As she spoke, it was clear that Dr. Willens is an educator and a performer. With the spirit of a child and the knowledge of a grandmother, hearing her speak was far from the boring lectures you may have experienced in a classroom. Dr. Willens began her lecture in the early 1900s, recounting the stories of her mother (which are also detailed in her book, she reminded the audience). She explained the importance of the city of Harbin, Manchuria, a city that housed over 150,000 Russian refugees, sharing pictures that show how much Russians influenced China during that period through their culture.
She gave detailed anecdotes about her life in Shanghai growing up as a “stateless” person. Since her parents left Russia as refugees and China would not grant them citizenship, Willens and her family remained stateless until she arrived in the U.S. through a quota system. Since then, Willens has lived in the U.S. as a U.S. citizen. When asked what culture she most identifies with – Russian, Chinese, or American – she stated that she simply identifies as “multicultural.”
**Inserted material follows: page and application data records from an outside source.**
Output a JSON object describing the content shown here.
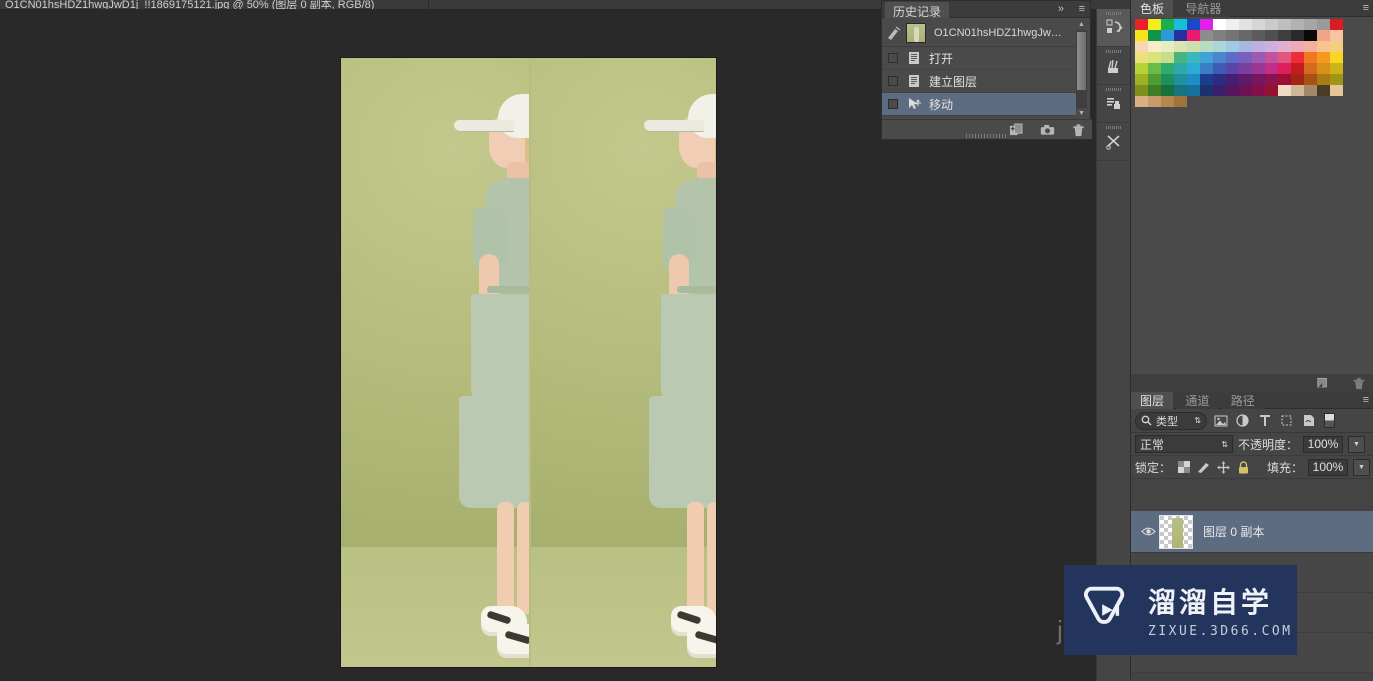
{
  "document": {
    "tab_title": "O1CN01hsHDZ1hwgJwD1j_!!1869175121.jpg @ 50% (图层 0 副本, RGB/8)"
  },
  "history_panel": {
    "tabs": [
      {
        "label": "历史记录",
        "active": true
      }
    ],
    "collapse_icon": "»",
    "menu_icon": "≡",
    "snapshot": {
      "label": "O1CN01hsHDZ1hwgJwD...",
      "brush_icon": "history-brush-icon"
    },
    "items": [
      {
        "label": "打开",
        "icon": "document-icon",
        "selected": false
      },
      {
        "label": "建立图层",
        "icon": "document-icon",
        "selected": false
      },
      {
        "label": "移动",
        "icon": "move-tool-icon",
        "selected": true
      }
    ],
    "footer_buttons": [
      {
        "name": "new-document-from-state-button",
        "icon": "new-doc-icon"
      },
      {
        "name": "new-snapshot-button",
        "icon": "camera-icon"
      },
      {
        "name": "delete-state-button",
        "icon": "trash-icon"
      }
    ]
  },
  "vertical_dock": [
    {
      "name": "dock-actions",
      "icon": "actions-icon",
      "active": true
    },
    {
      "name": "dock-brush",
      "icon": "brush-icon",
      "active": false
    },
    {
      "name": "dock-clone-source",
      "icon": "clone-source-icon",
      "active": false
    },
    {
      "name": "dock-tool-presets",
      "icon": "scissors-tools-icon",
      "active": false
    }
  ],
  "swatches_panel": {
    "tabs": [
      {
        "label": "色板",
        "active": true
      },
      {
        "label": "导航器",
        "active": false
      }
    ],
    "menu_icon": "≡",
    "colors": [
      "#e8222a",
      "#f7ec1f",
      "#19b14b",
      "#16c0d9",
      "#1b48c8",
      "#e020e8",
      "#ffffff",
      "#efefef",
      "#e2e2e2",
      "#d6d6d6",
      "#cacaca",
      "#bebebe",
      "#b2b2b2",
      "#a6a6a6",
      "#9a9a9a",
      "#d81b24",
      "#f4e41c",
      "#0f9448",
      "#2a9bd8",
      "#2b2f9e",
      "#e81b6e",
      "#8d8d8d",
      "#808080",
      "#747474",
      "#686868",
      "#5c5c5c",
      "#505050",
      "#3f3f3f",
      "#2a2a2a",
      "#0a0a0a",
      "#f0a48a",
      "#f6c4a4",
      "#f8d6b4",
      "#faeccb",
      "#e7edc0",
      "#d9e4b1",
      "#cbe0ac",
      "#b8dcbf",
      "#a9d6d7",
      "#9fc9e4",
      "#a8b6e0",
      "#bdb0de",
      "#cfb0dc",
      "#e3aed0",
      "#f0a9b6",
      "#f4b09a",
      "#f6c58e",
      "#f0cf7f",
      "#e9e07e",
      "#d9e37c",
      "#c5dd8c",
      "#47b580",
      "#3eb6c0",
      "#3ea3d6",
      "#4b86cf",
      "#5c6cc6",
      "#7b5fbc",
      "#9b5ab5",
      "#c2549f",
      "#e1567f",
      "#ee2d36",
      "#f07820",
      "#f59a1f",
      "#f7d521",
      "#b5d334",
      "#6cbb44",
      "#2eab6d",
      "#2fa8a8",
      "#2bacd7",
      "#3a7fc4",
      "#3d5cb5",
      "#5a46a8",
      "#7b3fa0",
      "#9d3594",
      "#c22d85",
      "#dc1f58",
      "#c41c22",
      "#d46a1a",
      "#d98f19",
      "#cdb31b",
      "#a0b022",
      "#4f9c36",
      "#1f8f5c",
      "#2090a0",
      "#1e8dc4",
      "#1a3d8f",
      "#2c2c80",
      "#471f72",
      "#5e1a6b",
      "#751661",
      "#8c1352",
      "#9c1038",
      "#a62414",
      "#a75213",
      "#a87c14",
      "#9d9616",
      "#7f8f1c",
      "#3e7c26",
      "#15723f",
      "#16747e",
      "#15729c",
      "#1a3270",
      "#3b1f6a",
      "#55165e",
      "#6e1154",
      "#84104a",
      "#97102f",
      "#f0dcc2",
      "#cfb898",
      "#a08a6a",
      "#4a3b24",
      "#e7c59a",
      "#d8b183",
      "#c79c6a",
      "#b4874f",
      "#a0723c"
    ],
    "footer_buttons": [
      {
        "name": "new-swatch-button",
        "icon": "new-swatch-icon"
      },
      {
        "name": "delete-swatch-button",
        "icon": "trash-icon"
      }
    ]
  },
  "layers_panel": {
    "tabs": [
      {
        "label": "图层",
        "active": true
      },
      {
        "label": "通道",
        "active": false
      },
      {
        "label": "路径",
        "active": false
      }
    ],
    "menu_icon": "≡",
    "filter": {
      "search_icon": "search-icon",
      "kind_label": "类型",
      "stepper_icon": "⇅",
      "kind_buttons": [
        {
          "name": "filter-pixel-layers",
          "icon": "image-icon"
        },
        {
          "name": "filter-adjustment-layers",
          "icon": "adjustment-icon"
        },
        {
          "name": "filter-type-layers",
          "icon": "type-t-icon"
        },
        {
          "name": "filter-shape-layers",
          "icon": "shape-icon"
        },
        {
          "name": "filter-smart-objects",
          "icon": "smart-object-icon"
        }
      ],
      "toggle_name": "filter-enable-toggle"
    },
    "blend": {
      "mode_label": "正常",
      "mode_arrow": "⇅",
      "opacity_label": "不透明度：",
      "opacity_value": "100%",
      "spinner_icon": "▼"
    },
    "lock": {
      "label": "锁定：",
      "buttons": [
        {
          "name": "lock-transparent-pixels",
          "icon": "checker-icon"
        },
        {
          "name": "lock-image-pixels",
          "icon": "brush-icon"
        },
        {
          "name": "lock-position",
          "icon": "move-arrows-icon"
        },
        {
          "name": "lock-all",
          "icon": "lock-icon"
        }
      ],
      "fill_label": "填充：",
      "fill_value": "100%",
      "spinner_icon": "▼"
    },
    "layers": [
      {
        "name": "图层 0 副本",
        "visible": true,
        "visibility_icon": "eye-icon",
        "selected": true
      }
    ]
  },
  "canvas": {
    "zoom_text": "50%",
    "background_color": "#b6bd7e",
    "dress_color": "#b8c5ae",
    "stray_text": "j"
  },
  "watermark": {
    "title": "溜溜自学",
    "url": "ZIXUE.3D66.COM",
    "logo_icon": "play-button-logo",
    "background_color": "#23355c"
  }
}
As the evening wrapped up, Dr. Willens spent time signing books for her audience. An observer, in a line of people eager to speak with Dr. Willens, would witness a variety of conversations. Dr. Willens switched between speaking English, French, Russian, and Mandarin with attendees as seamlessly as Google Translate. She spoke quietly with the French speaker from the State Department, invited a woman and her sister of Russian decent to tea the next day, and kindly signed every book placed in front of her.
As Dr. Willens continues sharing her stories and experiences, the CIUS Center is so thankful that she took the time to share he stories once more.
Director Pema Tseden
would you give your high school self?
in Higher Education
Yes, There are Jews in China!
and Music as a Diplomatic Tool
Language and Cultural Education
Language and Culture
United States Engagement
Engagement in China,
India, and the U.S.